» **PROVIDED INFORMATION**

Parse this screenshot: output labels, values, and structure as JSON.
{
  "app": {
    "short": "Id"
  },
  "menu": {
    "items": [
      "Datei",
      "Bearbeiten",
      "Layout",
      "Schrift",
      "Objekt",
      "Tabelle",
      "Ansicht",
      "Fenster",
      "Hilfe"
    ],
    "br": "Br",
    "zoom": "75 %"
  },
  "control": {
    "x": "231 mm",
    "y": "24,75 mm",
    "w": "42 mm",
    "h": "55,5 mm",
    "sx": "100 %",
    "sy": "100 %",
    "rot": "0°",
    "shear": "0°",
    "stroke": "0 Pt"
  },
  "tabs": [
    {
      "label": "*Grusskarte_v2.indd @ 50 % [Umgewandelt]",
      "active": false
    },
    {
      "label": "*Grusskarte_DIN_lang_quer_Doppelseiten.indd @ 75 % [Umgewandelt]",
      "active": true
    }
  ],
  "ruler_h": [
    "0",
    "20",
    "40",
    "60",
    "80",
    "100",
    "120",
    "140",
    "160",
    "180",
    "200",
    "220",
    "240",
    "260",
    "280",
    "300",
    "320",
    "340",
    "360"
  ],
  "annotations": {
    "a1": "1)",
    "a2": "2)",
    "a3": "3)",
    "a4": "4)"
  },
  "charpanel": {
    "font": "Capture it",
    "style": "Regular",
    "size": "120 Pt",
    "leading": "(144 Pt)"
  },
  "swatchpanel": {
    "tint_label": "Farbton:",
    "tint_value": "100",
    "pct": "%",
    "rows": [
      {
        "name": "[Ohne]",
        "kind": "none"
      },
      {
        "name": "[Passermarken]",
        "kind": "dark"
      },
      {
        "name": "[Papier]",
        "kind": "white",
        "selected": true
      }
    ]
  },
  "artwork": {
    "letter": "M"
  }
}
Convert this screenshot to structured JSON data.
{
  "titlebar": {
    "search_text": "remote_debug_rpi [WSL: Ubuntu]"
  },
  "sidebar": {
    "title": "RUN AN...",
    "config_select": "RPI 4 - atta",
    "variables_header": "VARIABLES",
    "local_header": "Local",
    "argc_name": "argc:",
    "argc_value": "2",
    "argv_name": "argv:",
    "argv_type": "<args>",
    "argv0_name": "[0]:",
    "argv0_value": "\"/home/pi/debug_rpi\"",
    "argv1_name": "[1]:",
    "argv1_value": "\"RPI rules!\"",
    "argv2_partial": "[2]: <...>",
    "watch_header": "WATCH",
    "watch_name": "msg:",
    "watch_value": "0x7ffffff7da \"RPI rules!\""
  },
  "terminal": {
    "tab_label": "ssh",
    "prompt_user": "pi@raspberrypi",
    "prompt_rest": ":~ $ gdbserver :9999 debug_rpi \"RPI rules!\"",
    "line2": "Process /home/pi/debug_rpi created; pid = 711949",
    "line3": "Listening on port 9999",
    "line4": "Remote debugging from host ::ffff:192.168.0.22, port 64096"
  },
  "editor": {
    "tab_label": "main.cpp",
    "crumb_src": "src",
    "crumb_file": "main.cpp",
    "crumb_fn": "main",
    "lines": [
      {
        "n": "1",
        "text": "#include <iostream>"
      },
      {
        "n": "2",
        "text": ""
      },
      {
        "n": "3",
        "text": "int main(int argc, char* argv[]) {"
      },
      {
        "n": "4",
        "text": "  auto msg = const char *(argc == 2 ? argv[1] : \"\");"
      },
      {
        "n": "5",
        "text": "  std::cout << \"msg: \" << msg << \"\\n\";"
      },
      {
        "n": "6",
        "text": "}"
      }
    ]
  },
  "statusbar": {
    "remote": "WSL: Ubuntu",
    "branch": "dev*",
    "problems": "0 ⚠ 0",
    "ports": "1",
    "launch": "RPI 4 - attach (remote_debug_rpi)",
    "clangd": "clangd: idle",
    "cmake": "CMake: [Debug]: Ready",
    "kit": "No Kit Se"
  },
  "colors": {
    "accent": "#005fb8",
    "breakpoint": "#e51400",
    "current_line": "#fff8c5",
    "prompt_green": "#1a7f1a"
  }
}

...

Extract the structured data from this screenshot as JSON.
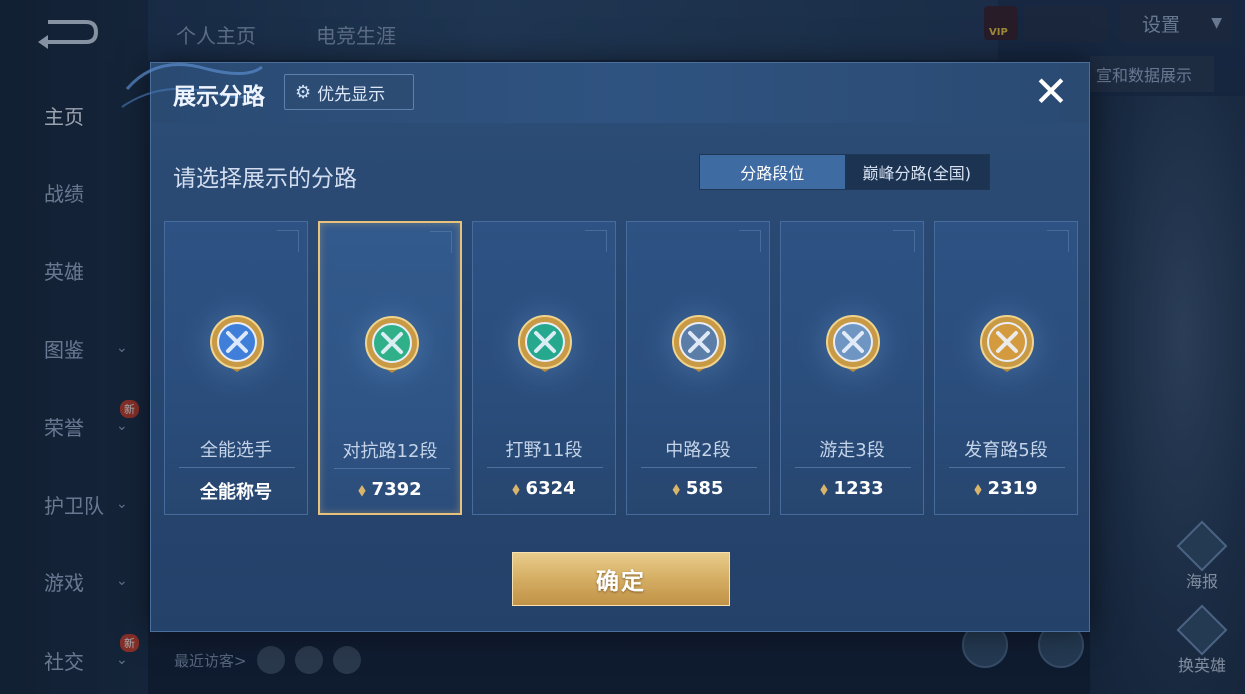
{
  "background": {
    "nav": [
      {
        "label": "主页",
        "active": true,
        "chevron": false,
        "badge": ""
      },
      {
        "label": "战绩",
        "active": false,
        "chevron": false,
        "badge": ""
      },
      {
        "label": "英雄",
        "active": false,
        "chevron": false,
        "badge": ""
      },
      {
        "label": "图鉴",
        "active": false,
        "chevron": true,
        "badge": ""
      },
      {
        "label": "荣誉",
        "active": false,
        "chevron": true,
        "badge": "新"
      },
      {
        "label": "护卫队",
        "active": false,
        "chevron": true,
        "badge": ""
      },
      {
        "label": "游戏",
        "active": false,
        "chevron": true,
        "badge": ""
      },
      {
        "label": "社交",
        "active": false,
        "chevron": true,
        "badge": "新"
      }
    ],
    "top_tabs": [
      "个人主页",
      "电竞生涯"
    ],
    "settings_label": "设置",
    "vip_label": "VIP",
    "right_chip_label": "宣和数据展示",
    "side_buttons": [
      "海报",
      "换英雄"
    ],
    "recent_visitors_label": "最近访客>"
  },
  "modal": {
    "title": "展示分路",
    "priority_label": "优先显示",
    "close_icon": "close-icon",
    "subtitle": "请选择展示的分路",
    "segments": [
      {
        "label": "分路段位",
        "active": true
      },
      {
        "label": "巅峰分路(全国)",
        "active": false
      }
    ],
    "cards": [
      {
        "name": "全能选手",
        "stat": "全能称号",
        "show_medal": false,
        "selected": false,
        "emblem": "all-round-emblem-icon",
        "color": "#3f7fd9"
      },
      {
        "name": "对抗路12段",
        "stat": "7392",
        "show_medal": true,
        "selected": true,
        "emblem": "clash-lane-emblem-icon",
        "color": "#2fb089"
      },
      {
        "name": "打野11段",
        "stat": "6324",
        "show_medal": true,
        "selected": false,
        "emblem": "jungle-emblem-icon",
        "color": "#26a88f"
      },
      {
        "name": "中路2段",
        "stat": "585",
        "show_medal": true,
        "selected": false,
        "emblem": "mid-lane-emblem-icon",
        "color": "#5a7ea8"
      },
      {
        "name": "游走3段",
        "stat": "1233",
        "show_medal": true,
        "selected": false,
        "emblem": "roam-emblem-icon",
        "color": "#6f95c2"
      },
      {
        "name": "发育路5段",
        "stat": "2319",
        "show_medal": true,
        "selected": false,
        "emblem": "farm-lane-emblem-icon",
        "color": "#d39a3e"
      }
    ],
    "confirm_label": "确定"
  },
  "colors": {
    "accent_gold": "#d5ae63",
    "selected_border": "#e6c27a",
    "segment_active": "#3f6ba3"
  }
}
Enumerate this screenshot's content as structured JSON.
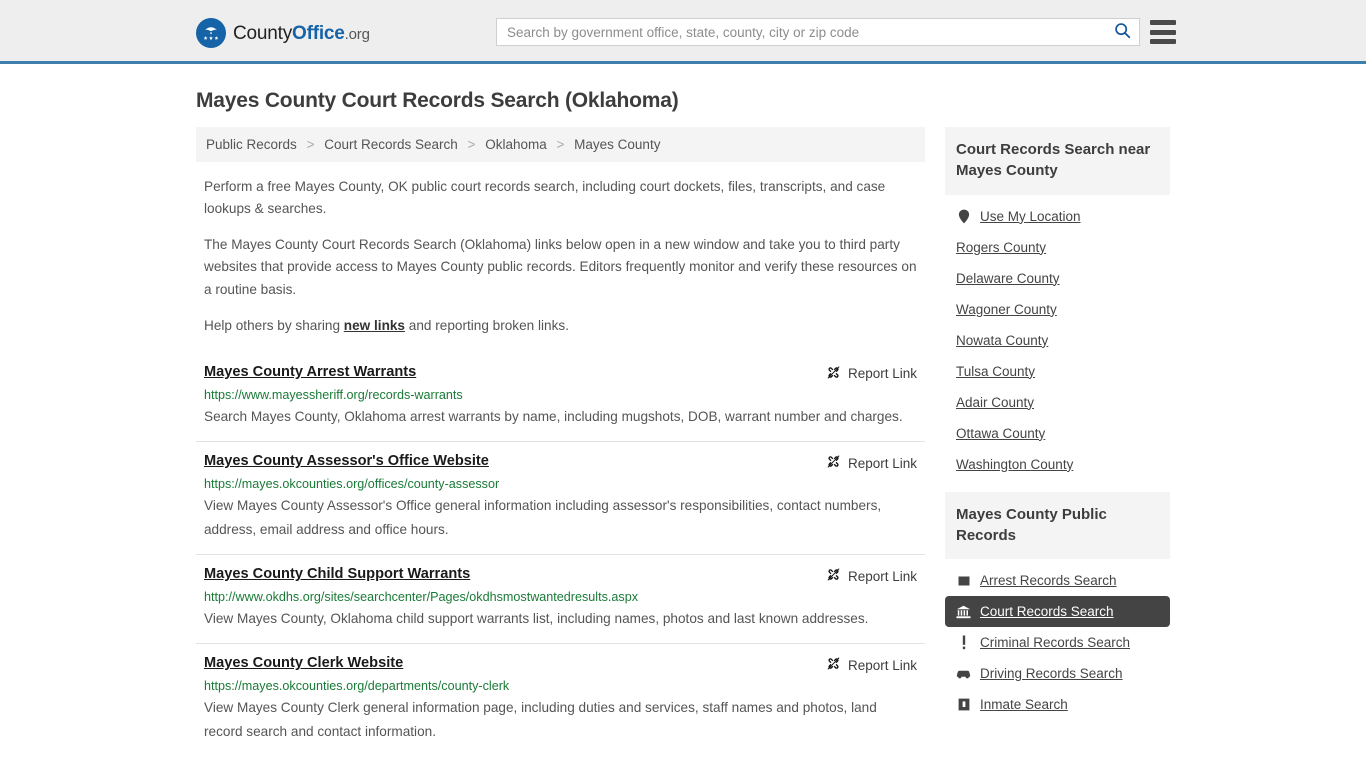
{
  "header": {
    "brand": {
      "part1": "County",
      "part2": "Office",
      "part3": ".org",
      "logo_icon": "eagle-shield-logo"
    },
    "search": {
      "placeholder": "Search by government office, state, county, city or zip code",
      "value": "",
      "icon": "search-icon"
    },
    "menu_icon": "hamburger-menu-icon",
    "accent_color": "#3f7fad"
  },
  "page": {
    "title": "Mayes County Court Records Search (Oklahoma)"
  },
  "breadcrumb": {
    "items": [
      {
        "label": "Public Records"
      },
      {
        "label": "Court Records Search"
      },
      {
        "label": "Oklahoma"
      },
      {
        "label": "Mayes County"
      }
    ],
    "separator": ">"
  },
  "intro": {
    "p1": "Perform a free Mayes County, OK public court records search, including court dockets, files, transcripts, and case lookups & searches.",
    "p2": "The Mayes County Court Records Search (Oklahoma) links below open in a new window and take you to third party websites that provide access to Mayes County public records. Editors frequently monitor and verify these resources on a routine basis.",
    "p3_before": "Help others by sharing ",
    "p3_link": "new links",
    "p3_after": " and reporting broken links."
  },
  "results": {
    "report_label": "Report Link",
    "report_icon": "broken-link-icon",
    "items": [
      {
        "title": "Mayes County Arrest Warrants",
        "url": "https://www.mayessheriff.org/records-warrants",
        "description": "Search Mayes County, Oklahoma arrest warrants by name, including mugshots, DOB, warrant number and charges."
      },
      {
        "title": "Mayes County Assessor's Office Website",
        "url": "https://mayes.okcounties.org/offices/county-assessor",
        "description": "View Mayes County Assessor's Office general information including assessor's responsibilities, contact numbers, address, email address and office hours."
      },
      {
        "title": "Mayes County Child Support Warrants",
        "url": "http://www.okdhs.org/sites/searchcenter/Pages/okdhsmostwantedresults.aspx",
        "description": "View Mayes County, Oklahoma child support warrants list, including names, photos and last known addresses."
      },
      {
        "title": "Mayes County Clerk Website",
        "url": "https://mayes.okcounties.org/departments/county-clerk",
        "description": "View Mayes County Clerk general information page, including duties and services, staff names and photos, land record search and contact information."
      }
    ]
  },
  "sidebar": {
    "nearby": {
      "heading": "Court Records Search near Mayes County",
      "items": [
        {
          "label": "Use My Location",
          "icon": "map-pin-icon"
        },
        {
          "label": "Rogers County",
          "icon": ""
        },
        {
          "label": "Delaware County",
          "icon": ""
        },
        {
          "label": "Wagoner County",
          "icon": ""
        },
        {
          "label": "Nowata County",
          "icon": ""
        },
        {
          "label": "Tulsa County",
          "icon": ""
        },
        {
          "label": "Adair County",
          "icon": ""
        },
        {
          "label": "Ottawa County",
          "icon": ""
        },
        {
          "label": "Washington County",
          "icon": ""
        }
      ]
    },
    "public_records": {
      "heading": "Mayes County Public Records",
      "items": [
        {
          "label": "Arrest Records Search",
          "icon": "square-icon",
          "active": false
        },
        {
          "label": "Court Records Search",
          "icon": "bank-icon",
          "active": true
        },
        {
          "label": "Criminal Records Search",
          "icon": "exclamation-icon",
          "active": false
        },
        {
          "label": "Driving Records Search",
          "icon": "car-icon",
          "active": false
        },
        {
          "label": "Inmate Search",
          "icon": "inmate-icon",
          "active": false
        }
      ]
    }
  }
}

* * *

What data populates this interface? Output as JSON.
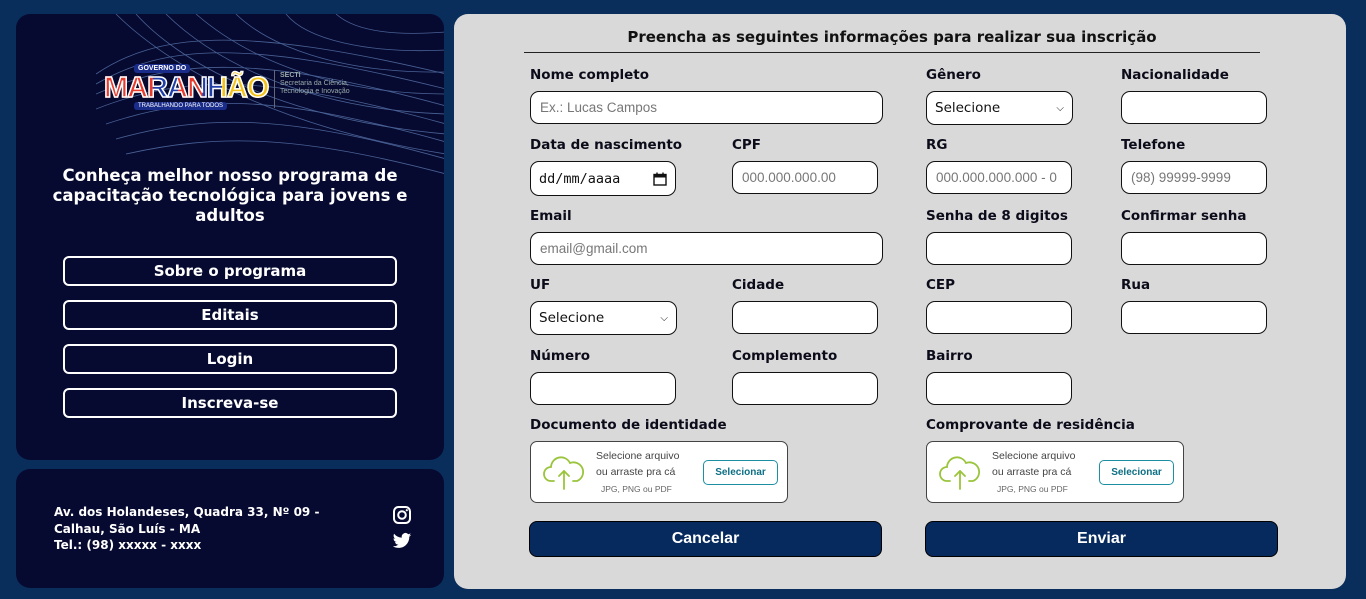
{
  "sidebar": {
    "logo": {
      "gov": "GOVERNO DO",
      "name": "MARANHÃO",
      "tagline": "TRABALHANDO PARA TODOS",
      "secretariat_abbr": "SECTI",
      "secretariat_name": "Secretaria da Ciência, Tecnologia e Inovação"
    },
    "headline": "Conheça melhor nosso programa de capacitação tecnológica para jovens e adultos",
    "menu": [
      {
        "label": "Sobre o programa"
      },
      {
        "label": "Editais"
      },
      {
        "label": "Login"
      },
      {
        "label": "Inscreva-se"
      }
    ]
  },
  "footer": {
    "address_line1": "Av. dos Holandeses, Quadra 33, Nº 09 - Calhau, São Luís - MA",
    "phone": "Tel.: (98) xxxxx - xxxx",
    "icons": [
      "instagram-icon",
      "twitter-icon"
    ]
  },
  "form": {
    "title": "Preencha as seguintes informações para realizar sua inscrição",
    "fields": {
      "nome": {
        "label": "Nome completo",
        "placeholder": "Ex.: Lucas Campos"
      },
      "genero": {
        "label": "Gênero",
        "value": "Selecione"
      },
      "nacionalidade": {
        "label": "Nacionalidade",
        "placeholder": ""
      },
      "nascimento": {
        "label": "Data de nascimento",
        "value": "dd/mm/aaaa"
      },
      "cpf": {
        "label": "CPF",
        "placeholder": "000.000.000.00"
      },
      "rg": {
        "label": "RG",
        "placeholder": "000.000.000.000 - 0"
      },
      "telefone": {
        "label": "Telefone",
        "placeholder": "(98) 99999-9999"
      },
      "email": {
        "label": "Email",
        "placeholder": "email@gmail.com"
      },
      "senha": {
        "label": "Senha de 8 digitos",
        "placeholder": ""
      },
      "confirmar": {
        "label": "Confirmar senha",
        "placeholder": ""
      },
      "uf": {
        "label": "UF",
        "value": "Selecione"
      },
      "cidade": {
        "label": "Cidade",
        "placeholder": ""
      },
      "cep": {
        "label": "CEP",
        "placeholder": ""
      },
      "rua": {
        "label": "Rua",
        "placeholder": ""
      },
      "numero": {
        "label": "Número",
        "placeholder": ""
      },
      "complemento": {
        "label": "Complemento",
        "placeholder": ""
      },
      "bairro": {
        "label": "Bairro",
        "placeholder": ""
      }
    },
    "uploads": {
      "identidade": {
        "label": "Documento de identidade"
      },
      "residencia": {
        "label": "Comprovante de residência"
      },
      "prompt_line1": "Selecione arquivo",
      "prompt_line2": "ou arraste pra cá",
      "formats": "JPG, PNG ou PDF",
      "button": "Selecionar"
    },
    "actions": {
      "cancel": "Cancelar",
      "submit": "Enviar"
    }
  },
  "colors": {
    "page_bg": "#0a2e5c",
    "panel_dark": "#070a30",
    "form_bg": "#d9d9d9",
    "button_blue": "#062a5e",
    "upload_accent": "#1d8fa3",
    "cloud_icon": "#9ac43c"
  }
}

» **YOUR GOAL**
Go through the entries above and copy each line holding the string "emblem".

» **SOLUTION**
        "emblem": "all-round-emblem-icon",
        "emblem": "clash-lane-emblem-icon",
        "emblem": "jungle-emblem-icon",
        "emblem": "mid-lane-emblem-icon",
        "emblem": "roam-emblem-icon",
        "emblem": "farm-lane-emblem-icon",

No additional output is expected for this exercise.